“I understand there’s tire (degradation) and all that kind of stuff going on, but, you know, I wouldn’t have chosen to do that,” Dixon said in NBC’s post-race interview. “If that’s how the series wants us to race, I guess it’s all gloves off from this point.”
Dixon’s race came to an end much sooner than he would’ve liked as he began having no oil pressure on lap 38, forcing him to take his car to the paddock and ending his day.
The race stewards needed to intervene and assess O’Ward with a penalty, but they didn’t, and O’Ward ended up pulling the same exact move just seven laps later on Kirkwood. This time, though, O’Ward got a taste of his own medicine and found himself in the tire barriers, effectively ending any chance at a good finish. He went on to finish in the 17th position.
“I was on the inside and he decided to stay on the outside — well I’m pretty much alongside him, nose in front of his, at least alongside his,” O’Ward said in NBC’s post-race interview. “Don’t know what to say. I mean, I've been racing Scott for a few years, and if he feels like that was my fault, well, sorry you feel that way, but I don’t agree.”
I’m sorry Pato, but I completely disagree with you and the decision that you made. You can’t divebomb someone and not even try to make the corner as you typically would.

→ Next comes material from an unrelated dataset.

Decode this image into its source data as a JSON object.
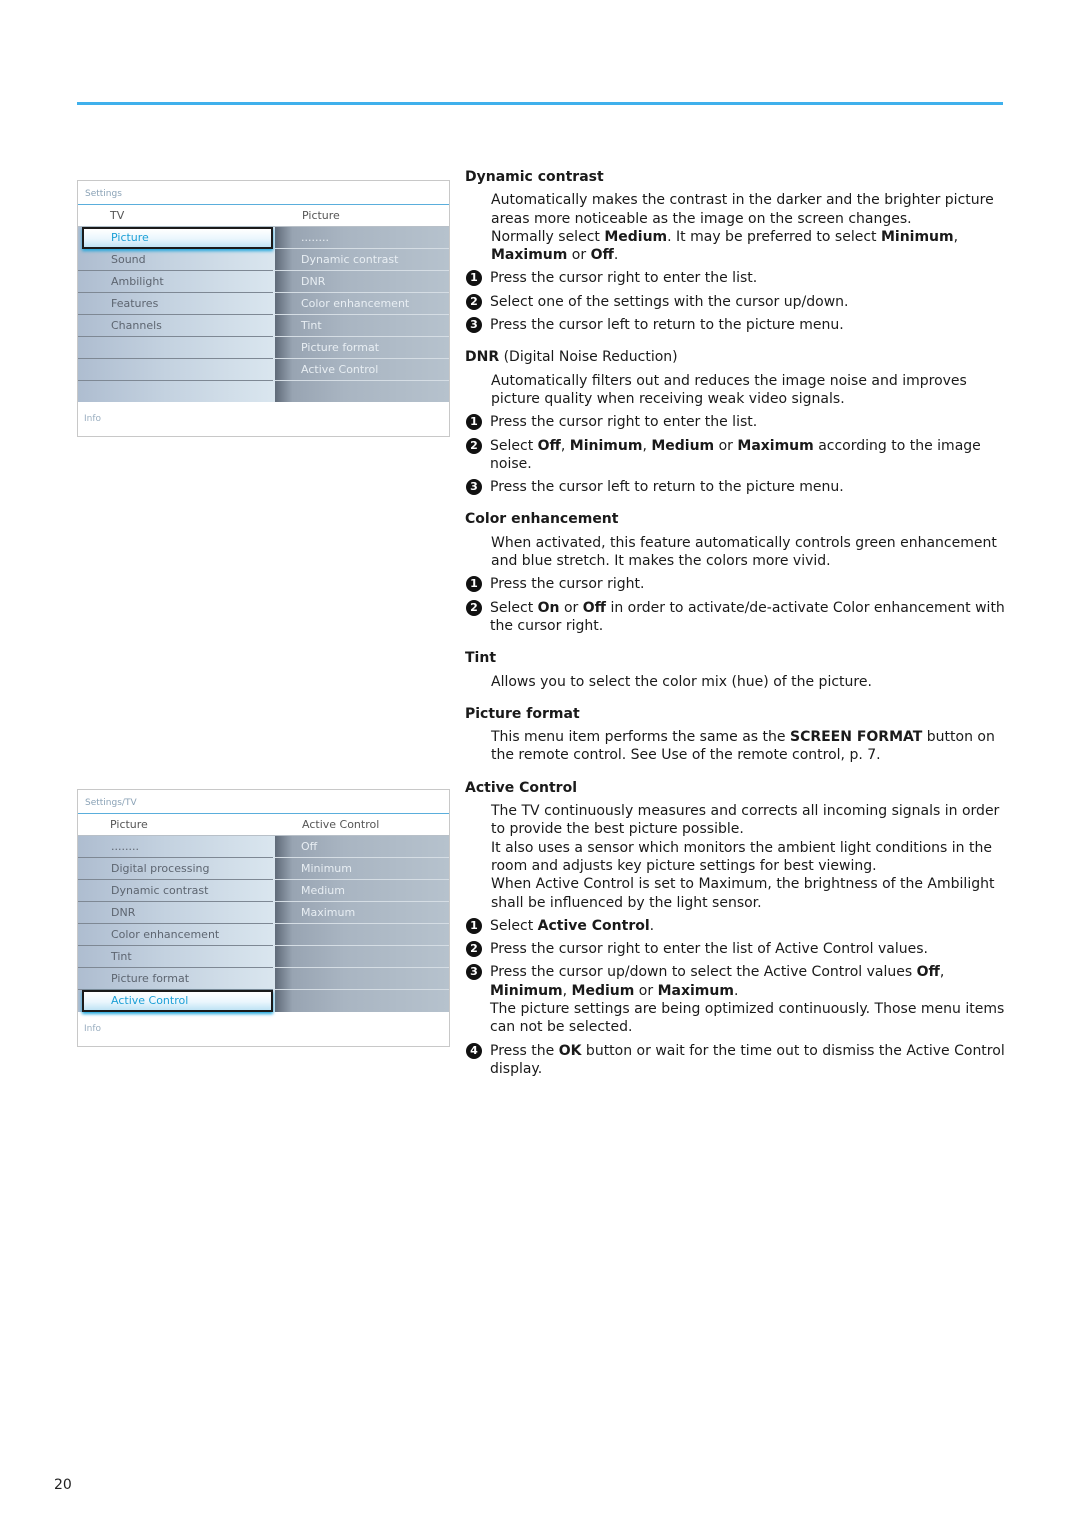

“Just disappointed in myself. I don’t have to be making those stupid moves. Not up to the level that I expect from myself,” O’Ward said in NBC’s post-race interview.
Kirkwood works the overcut to perfection
After taking the lead on lap 26, Team Penske’s Josef Newgarden pitted on lap 52. Andretti Autosport’s Romain Grosjean did the same on lap 53 and Kirkwood entered the pit lane for his final stop of the day on lap 54.
Kirkwood made the overcut work, staying out for a couple of laps longer and running faster lap times than those with cold tires, and regained the lead on lap 56.
The Jupiter, Florida native was able to hold onto the lead en route to victory after his Andretti Autosport teammate Romain Grosjean and Chip Ganassi Racing’s Marcus Ericsson attempted to chase him down but were ultimately unsuccessful.
After driving his No. 27 AutoNation Honda into victory lane, Kirkwood was elated with being on the top step of the podium for the first time in his young career.
“Oh my gosh, what a day,” Kirkwood said in NBC’s post-race interview. “The calmest day I’ve had in two years, and it was a win.
Kirkwood won the pole for the first time in his career Saturday and was happy with qualifying in the first position, but winning the race was a different story.
“I am over the moon right now,” Kirkwood said in NBC’s post-race interview. “This is incredible, for the whole team and for everyone.”
The NTT IndyCar Series will return to action at Barber Motorsports Park in Birmingham, Alabama, with the Children’s of Alabama Indy Grand Prix taking place on April 30.